‘They Faced Death Without Flinching’


‘They Faced Death Without Flinching’


Author of Rise Up! The Remarkable Lives of the Suffragettes, Diane Atkinson looks at the work of Scottish artist Ann Macbeth. Her remarkable tapestry (in the Museum of London) created in response to the barbaric treatment of the leading women of the suffragettes’ movement, serves as an important document in the struggle for votes for women.


Ann Macbeth’s banner, which was originally designed as a friendship quilt, hangs in the suffragette display at the Museum of London. It is one of the most important artefacts of the militant campaign for the vote. The banner records the names of 80 women who had served prison sentences for various offences between 1908 and 1910, including obstructing the police, protesting outside the House of Commons, heckling at political meetings and smashing windows. Almost all of the women had been on hunger strike and ‘faced death without flinching’, as the suffragette newspaper Votes for Women declared.


The embroidered signatures mostly represent women from England, Ireland, Scotland and Wales. Two, however, are American, Alice Paul, 24, and Lucy Burns, 33, who were studying in London and met at Cannon Row police station after being arrested at a protest in Parliament Square in 1909. They had active suffragette careers before returning to the United States, taking WSPU tactics with them to invigorate the campaigns in America where women were still unenfranchised.


The names of two of the founders of the militant movement, Mrs Emmeline Pankhurst and her daughter Christabel, along with two of the leading lights of the movement, the treasurer Mrs Emmeline Pethick-Lawrence, and the mill-girl Annie Kenney, flank the title of the ‘Women’s Social and Political Union’ which blazes across the top.


The main section of the quilt consists of 80 rectangular pieces of linen which are sewn together and bordered by green and purple panels. The pieces are embroidered with the signatures of the women who had been to prison and gone on hunger strike for ‘the Cause’ in their struggle for the status of political prisoners. Many had been force-fed if they refused to eat, which involved being tied to a chair and held down by the wardresses, while liquid food was poured by the prison doctor into a funnel and rubber tube which had been inserted into the nose or down the throat.


Ann’s mother, RA Macbeth was herself a militant member of the WSPU and was sent to prison, where she went on hunger strike in 1912. She was a semi-invalid for several months after her release, writing to a colleague: ‘I am still very much less vigorous than I anticipated … after a fortnight’s solitary imprisonment with forcible feedings.’

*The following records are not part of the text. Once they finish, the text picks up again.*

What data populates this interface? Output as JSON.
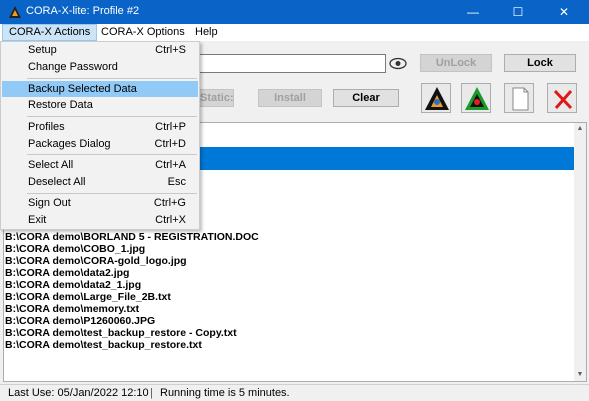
{
  "window": {
    "title": "CORA-X-lite:  Profile #2",
    "controls": {
      "minimize": "—",
      "maximize": "☐",
      "close": "✕"
    }
  },
  "menubar": [
    {
      "label": "CORA-X Actions"
    },
    {
      "label": "CORA-X Options"
    },
    {
      "label": "Help"
    }
  ],
  "actions_menu": [
    {
      "label": "Setup",
      "shortcut": "Ctrl+S"
    },
    {
      "label": "Change Password",
      "shortcut": ""
    },
    {
      "label": "Backup Selected Data",
      "shortcut": ""
    },
    {
      "label": "Restore Data",
      "shortcut": ""
    },
    {
      "label": "Profiles",
      "shortcut": "Ctrl+P"
    },
    {
      "label": "Packages Dialog",
      "shortcut": "Ctrl+D"
    },
    {
      "label": "Select All",
      "shortcut": "Ctrl+A"
    },
    {
      "label": "Deselect All",
      "shortcut": "Esc"
    },
    {
      "label": "Sign Out",
      "shortcut": "Ctrl+G"
    },
    {
      "label": "Exit",
      "shortcut": "Ctrl+X"
    }
  ],
  "toolbar": {
    "password_value": "",
    "unlock_label": "UnLock",
    "lock_label": "Lock",
    "static_label": "Static:",
    "install_label": "Install",
    "clear_label": "Clear",
    "icons": [
      "cora-logo-icon",
      "cora-green-logo-icon",
      "document-icon",
      "red-x-icon"
    ]
  },
  "file_list": [
    "B:\\CORA demo\\BORLAND 5 - REGISTRATION.DOC",
    "B:\\CORA demo\\COBO_1.jpg",
    "B:\\CORA demo\\CORA-gold_logo.jpg",
    "B:\\CORA demo\\data2.jpg",
    "B:\\CORA demo\\data2_1.jpg",
    "B:\\CORA demo\\Large_File_2B.txt",
    "B:\\CORA demo\\memory.txt",
    "B:\\CORA demo\\P1260060.JPG",
    "B:\\CORA demo\\test_backup_restore - Copy.txt",
    "B:\\CORA demo\\test_backup_restore.txt"
  ],
  "status": {
    "last_use": "Last Use: 05/Jan/2022  12:10",
    "separator": "|",
    "running": "Running time is 5 minutes."
  },
  "colors": {
    "titlebar": "#0a64c8",
    "selection": "#0078d7",
    "menu_highlight": "#91c9f7"
  }
}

Women from diverse backgrounds are here, too. Vera ‘Jack’ Holmes, a male impersonator and the lover of the Hon. Evelina Haverfield, was for a time Mrs Pankhurst’s chauffeur and the leading horsewoman at suffragette processions. Florence Spring, one of the five suffragette sisters, was a weaver, artistic dressmaker, woodcarver and lacemaker. Alice Hawkins of Leicester was a shoemaker and the mother of six children.


There are women of all ages, Jessie Spinks, a Londoner, was 17 when she joined in 1907, changing her name to ‘Vera Wentworth’ to spare her shop-keeping father’s embarrassment. The oldest name on the banner is that of Ellen Pitman from Bristol, who was 52 years old in 1909. Nurse Pitman was by no means the oldest woman to support the militant cause. The distinguished feminist Wolstenholme Elmy, born in 1833, was 77 years old when she walked alongside Mrs Pankhurst in a deputation to Parliament in 1910.


In the far right phalanx we see the autograph of Emily Wilding Davison. Born in 1871, she joined the WSPU in 1906 and 18 months later ‘came out’ as a suffragette, resigning her post as governess to the children of a Liberal MP and becoming a dedicated militant. By the time the quilt was made she had served four prison sentences, two in Holloway and two in Strangeways in Manchester. The first was for a month for trying to enter the House of Commons in March 1909; the second in July 1909 was for two months for protesting outside Lloyd George’s meeting in Limehouse; she was released after a five-day hunger strike. The third was served in Strangeways for obstruction outside a Liberal meeting in September 1909. Sentenced in October 1909 to a month’s hard labour at Strangeways, she went on hunger strike and was force-fed. Several more prison sentences later, on 4 June 1913 at the Derby, Emily tried to stop the King’s horse, Anmer, during the race. Her deathly dash was captured on film and made her the WSPU’s first martyr to the cause.


This is an abridged version of Diane Atkinson’s essay which originally appeared in the London Library Magazine